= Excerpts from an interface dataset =
——————
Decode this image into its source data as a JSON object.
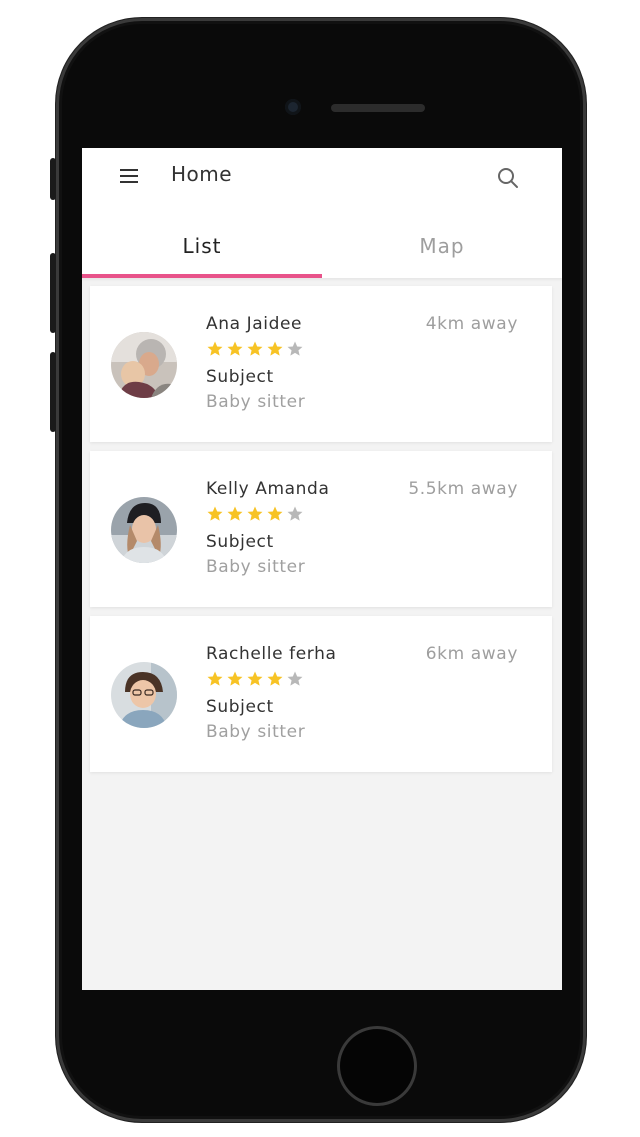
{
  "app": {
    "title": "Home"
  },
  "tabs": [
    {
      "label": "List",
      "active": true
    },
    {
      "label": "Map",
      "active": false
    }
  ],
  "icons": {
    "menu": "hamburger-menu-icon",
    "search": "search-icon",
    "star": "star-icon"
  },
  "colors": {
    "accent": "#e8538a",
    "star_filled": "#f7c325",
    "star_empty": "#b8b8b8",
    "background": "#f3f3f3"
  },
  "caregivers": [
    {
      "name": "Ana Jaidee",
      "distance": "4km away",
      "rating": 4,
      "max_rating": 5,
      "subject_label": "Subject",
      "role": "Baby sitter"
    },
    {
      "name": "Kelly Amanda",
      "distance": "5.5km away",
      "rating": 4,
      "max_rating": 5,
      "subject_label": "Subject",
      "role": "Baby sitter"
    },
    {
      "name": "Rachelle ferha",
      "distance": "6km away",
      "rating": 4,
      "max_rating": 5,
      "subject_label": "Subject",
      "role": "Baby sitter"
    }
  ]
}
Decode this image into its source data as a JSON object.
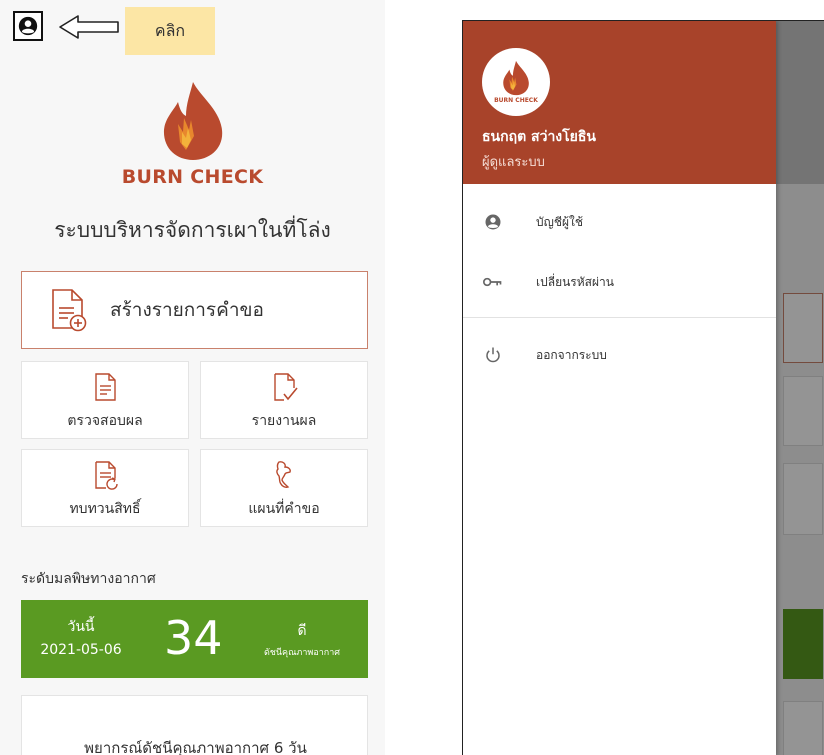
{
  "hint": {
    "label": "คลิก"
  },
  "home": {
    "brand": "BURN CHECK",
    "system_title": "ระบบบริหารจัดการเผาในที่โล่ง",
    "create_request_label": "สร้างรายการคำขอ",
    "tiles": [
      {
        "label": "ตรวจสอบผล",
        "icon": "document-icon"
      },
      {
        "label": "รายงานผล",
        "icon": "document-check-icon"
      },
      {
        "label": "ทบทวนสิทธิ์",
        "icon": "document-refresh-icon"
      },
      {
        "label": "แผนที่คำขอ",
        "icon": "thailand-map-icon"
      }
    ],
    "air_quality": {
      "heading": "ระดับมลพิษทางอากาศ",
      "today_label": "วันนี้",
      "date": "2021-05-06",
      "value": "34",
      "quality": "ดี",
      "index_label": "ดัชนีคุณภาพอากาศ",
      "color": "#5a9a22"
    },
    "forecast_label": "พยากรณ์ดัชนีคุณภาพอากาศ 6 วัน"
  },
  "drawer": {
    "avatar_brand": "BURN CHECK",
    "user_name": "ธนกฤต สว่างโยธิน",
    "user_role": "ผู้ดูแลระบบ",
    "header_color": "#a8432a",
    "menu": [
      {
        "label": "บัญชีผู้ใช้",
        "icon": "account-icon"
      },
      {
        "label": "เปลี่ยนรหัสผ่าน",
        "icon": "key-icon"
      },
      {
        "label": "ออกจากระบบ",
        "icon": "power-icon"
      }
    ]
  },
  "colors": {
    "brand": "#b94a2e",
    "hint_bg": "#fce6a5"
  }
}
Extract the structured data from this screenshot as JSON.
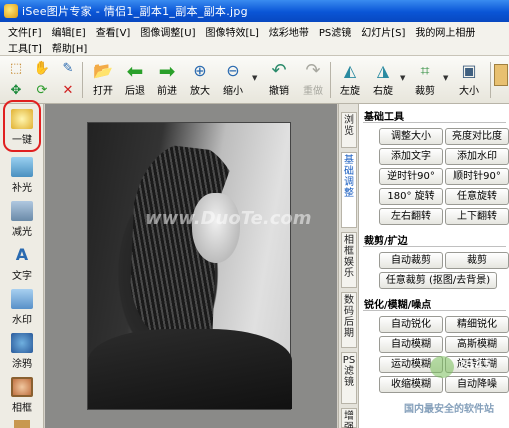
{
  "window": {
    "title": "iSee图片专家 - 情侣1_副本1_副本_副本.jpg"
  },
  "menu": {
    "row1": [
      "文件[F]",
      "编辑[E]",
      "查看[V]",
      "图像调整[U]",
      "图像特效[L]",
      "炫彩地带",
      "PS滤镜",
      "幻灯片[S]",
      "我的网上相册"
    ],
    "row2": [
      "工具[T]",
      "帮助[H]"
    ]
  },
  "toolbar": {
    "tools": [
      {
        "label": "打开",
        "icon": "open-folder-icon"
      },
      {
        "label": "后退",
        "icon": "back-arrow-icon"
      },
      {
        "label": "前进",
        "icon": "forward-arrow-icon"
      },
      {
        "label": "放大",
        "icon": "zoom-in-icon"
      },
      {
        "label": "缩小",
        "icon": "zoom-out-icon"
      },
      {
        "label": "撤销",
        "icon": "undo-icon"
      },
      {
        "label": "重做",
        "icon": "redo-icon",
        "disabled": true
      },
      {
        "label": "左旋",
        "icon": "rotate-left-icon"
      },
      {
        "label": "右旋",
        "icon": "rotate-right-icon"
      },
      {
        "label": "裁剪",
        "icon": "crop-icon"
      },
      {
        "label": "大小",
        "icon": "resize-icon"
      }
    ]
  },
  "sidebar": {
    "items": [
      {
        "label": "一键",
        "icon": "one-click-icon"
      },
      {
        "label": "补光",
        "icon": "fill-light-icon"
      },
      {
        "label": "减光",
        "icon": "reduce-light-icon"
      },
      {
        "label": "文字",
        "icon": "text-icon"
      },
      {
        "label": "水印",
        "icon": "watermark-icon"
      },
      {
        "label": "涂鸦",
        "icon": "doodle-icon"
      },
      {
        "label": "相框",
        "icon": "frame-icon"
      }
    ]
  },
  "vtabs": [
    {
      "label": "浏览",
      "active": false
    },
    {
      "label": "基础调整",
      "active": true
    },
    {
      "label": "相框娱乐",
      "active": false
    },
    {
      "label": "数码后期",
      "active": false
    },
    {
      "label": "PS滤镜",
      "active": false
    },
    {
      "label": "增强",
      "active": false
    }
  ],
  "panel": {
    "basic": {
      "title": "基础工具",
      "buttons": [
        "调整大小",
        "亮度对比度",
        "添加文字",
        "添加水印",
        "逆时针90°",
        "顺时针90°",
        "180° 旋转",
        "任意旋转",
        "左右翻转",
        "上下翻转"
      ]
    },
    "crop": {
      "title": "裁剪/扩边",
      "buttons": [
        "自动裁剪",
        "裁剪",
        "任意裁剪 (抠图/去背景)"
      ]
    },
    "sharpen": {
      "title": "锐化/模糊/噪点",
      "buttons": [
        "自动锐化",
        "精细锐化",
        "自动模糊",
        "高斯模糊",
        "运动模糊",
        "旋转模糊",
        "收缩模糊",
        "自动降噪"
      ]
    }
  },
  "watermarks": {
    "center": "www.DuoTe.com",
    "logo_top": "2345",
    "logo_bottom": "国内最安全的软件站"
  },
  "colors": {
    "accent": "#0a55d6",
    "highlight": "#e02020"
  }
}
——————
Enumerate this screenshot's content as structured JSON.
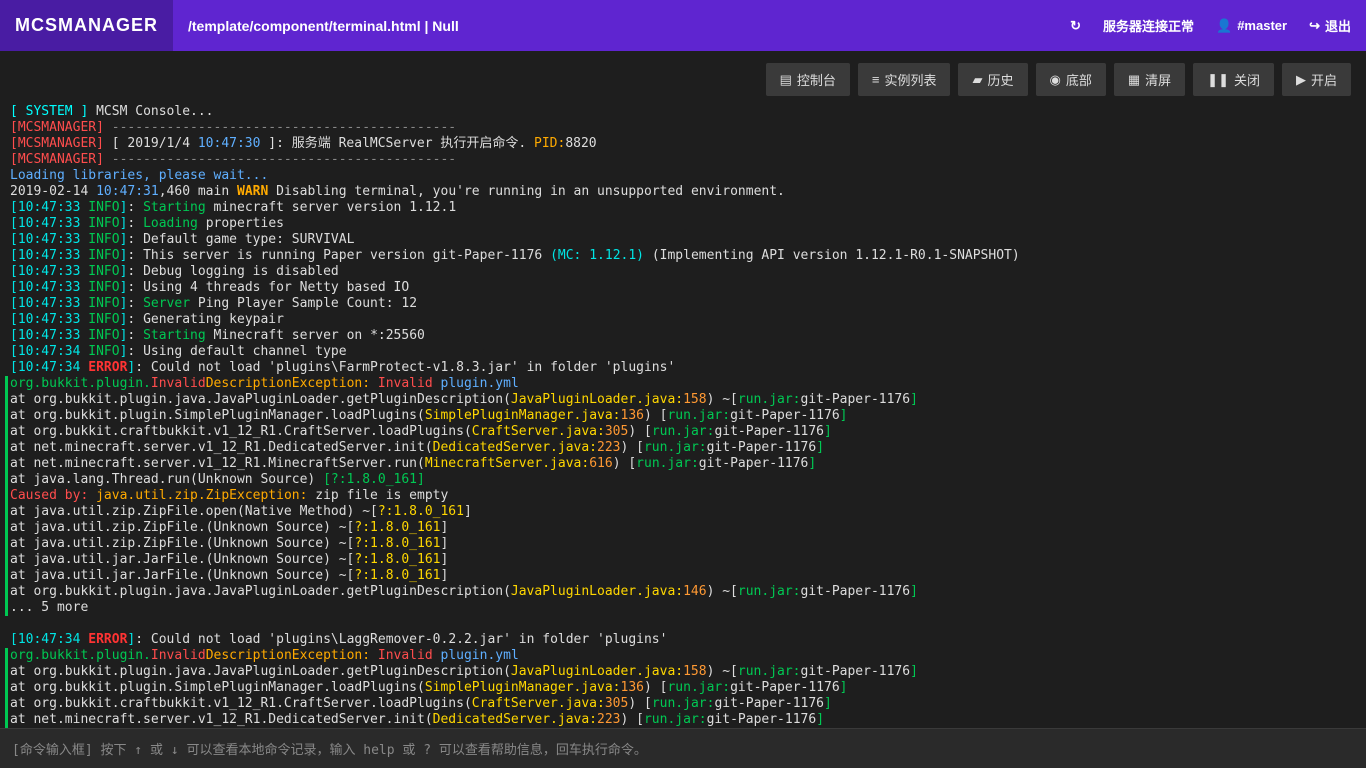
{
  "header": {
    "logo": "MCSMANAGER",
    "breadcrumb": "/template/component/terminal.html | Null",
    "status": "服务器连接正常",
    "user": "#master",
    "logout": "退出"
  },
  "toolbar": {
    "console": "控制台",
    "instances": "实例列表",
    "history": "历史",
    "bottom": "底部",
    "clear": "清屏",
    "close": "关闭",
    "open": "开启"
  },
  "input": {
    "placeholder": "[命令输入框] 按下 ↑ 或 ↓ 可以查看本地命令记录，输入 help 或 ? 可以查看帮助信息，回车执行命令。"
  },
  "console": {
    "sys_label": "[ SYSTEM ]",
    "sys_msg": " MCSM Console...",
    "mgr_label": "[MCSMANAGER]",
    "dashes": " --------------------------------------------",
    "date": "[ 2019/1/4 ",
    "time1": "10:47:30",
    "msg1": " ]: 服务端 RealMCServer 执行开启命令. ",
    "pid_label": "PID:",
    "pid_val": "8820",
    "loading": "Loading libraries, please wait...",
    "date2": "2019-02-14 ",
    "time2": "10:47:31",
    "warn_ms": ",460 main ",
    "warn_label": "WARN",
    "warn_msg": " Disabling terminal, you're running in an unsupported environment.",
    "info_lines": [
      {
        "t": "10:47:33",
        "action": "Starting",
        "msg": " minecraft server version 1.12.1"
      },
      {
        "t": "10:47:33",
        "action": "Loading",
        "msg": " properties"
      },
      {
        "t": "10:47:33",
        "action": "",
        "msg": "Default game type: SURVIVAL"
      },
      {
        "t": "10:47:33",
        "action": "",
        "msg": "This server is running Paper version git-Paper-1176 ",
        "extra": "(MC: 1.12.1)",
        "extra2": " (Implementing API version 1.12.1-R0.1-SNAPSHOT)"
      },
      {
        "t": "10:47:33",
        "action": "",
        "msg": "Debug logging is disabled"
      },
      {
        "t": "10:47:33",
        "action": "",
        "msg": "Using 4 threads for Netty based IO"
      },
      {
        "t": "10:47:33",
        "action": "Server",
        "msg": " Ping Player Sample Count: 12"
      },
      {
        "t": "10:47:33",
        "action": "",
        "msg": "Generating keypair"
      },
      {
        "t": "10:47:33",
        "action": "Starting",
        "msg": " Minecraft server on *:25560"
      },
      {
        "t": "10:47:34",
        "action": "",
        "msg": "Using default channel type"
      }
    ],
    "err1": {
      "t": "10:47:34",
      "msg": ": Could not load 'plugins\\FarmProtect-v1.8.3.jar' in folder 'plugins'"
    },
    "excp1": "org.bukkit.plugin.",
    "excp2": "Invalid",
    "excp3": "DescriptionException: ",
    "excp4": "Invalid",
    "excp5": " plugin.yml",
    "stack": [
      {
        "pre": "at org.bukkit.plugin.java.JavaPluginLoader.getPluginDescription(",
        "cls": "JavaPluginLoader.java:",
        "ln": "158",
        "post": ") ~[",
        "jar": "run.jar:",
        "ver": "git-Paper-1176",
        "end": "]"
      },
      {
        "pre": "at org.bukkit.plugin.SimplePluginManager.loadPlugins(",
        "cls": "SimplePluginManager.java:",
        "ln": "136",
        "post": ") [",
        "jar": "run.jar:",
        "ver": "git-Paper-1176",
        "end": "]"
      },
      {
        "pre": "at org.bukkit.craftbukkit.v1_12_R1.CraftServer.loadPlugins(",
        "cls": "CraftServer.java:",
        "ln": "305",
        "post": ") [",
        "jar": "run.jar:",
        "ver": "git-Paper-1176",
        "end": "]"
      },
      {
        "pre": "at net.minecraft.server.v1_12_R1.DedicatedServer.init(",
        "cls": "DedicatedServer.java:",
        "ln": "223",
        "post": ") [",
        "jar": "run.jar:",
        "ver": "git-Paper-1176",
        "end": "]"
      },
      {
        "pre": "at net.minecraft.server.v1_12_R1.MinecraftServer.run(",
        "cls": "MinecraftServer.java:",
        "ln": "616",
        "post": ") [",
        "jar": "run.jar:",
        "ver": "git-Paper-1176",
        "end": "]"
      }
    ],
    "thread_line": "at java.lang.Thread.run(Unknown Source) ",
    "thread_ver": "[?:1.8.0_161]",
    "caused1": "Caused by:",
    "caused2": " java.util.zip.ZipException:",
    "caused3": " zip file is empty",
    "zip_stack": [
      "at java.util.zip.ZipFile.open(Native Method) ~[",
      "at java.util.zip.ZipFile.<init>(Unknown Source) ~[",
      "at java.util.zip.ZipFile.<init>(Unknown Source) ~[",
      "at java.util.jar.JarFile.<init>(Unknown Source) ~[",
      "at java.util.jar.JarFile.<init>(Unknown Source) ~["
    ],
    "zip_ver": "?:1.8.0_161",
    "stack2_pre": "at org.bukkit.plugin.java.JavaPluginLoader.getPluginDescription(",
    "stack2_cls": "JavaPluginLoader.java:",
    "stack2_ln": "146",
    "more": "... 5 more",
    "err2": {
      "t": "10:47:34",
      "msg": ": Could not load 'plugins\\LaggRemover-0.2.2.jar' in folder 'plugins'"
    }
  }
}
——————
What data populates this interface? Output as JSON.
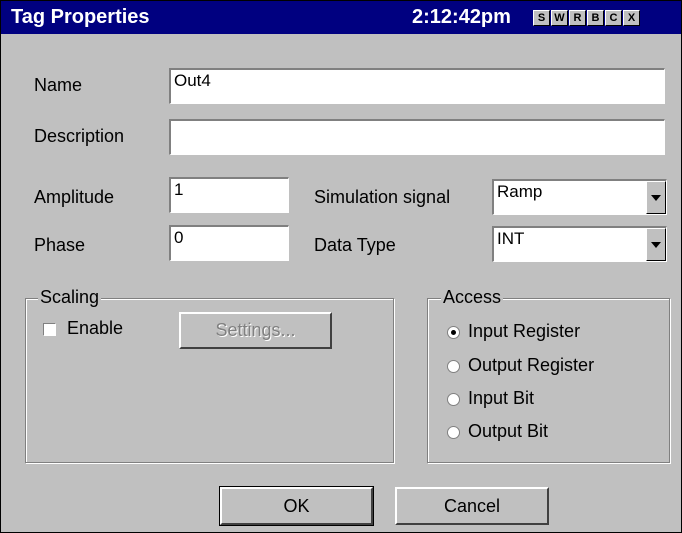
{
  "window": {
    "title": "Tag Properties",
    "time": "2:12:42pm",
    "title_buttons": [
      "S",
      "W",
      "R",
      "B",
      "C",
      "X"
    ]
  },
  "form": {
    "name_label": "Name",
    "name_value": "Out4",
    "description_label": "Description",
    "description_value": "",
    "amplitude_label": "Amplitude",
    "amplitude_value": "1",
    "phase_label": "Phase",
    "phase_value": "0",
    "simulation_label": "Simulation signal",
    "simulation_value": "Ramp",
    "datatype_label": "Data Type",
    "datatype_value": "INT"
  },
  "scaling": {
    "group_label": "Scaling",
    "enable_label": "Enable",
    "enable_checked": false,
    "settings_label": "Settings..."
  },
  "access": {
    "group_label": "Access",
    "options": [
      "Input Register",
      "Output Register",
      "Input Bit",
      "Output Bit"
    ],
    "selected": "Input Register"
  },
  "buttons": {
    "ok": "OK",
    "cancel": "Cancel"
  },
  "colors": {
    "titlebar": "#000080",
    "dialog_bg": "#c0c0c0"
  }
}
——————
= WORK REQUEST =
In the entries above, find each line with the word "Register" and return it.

= TASK OUTPUT =
      "Input Register",
      "Output Register",
    "selected": "Input Register"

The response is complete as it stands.